In a blog post on the Harvard Business Review website, Tammy Erikson examines whether “high potential” programs designed to identify and coach employees who are destined to rise in the organization are out of step with the workforce that is coming of age today. Flatter, less hierarchical organizations might benefit more from recognizing “lateral career paths” (ie, cross training to keep employees interested and engaged in the organization).
Singling out a few people for development doesn’t work for corporations because the practice doesn’t recognize the shifting nature of its employee population, the work being done, and the future leadership needs.
And as the target for hi-po programs shifts to members of Gen X or Gen Y, I find these programs don’t do much for the people selected either. Being labeled “high potential” works with Boomers. We may not like it, but the truth is, if we’re selected, it’s one more sign that we’re winning in our over-populated, competitive world. And if we’re not, it’s a powerful incentive to try harder next year.
But all this competitive ranking and rating falls flat with many X’ers and Y’s. It’s not even that they don’t like it — they don’t get it. It doesn’t seem relevant.
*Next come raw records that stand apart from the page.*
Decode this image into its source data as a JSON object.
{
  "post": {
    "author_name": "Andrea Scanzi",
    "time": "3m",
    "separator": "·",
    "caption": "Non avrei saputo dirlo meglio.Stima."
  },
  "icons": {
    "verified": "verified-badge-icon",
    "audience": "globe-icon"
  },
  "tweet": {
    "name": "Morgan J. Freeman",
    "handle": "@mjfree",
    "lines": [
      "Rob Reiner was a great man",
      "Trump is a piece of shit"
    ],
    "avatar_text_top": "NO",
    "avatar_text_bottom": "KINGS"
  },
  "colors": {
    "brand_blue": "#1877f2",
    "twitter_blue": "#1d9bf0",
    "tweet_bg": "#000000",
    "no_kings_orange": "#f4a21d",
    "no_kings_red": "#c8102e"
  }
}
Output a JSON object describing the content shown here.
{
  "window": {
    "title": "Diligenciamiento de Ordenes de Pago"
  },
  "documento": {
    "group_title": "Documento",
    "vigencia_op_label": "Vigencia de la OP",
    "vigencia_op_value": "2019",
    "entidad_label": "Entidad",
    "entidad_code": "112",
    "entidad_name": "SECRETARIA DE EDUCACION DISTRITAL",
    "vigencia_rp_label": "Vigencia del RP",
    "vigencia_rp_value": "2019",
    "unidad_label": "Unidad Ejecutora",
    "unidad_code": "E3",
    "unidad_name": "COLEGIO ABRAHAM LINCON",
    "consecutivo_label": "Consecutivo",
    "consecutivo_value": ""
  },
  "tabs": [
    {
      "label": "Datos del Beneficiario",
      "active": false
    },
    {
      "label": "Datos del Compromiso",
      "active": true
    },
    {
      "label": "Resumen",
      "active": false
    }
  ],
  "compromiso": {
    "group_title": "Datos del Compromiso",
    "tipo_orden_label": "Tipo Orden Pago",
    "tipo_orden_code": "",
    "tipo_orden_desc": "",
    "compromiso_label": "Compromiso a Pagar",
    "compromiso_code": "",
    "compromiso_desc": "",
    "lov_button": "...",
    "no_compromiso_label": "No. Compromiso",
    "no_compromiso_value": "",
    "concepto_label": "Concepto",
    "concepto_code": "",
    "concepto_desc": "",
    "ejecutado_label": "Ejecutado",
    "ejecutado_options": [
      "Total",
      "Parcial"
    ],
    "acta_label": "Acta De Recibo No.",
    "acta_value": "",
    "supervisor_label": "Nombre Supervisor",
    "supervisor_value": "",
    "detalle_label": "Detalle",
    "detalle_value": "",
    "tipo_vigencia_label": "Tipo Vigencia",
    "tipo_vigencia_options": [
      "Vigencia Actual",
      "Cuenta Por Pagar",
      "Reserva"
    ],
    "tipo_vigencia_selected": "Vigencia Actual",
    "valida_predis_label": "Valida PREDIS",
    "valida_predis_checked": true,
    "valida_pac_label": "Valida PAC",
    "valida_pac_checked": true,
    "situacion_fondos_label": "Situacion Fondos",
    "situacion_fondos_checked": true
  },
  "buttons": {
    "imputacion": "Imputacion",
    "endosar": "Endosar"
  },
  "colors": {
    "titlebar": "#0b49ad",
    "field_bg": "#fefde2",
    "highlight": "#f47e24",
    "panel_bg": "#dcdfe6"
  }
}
For many, it assumes a set of career goals and a path to get there that they don’t necessarily share.
Given the mercurial nature of employment relationships (today’s employer is just a launching pad for tomorrow’s employer) and the research pointing to the importance of employee engagement, developing peer leadership in the lower levels of the organization may be a better talent management and retention strategy than selecting a few “high-performers” (whose selections often have less to do with merit and more with political acumen), even if such a strategy is harder to plot on an org chart.
Read Erikson’s article on the Harvard Business Review website.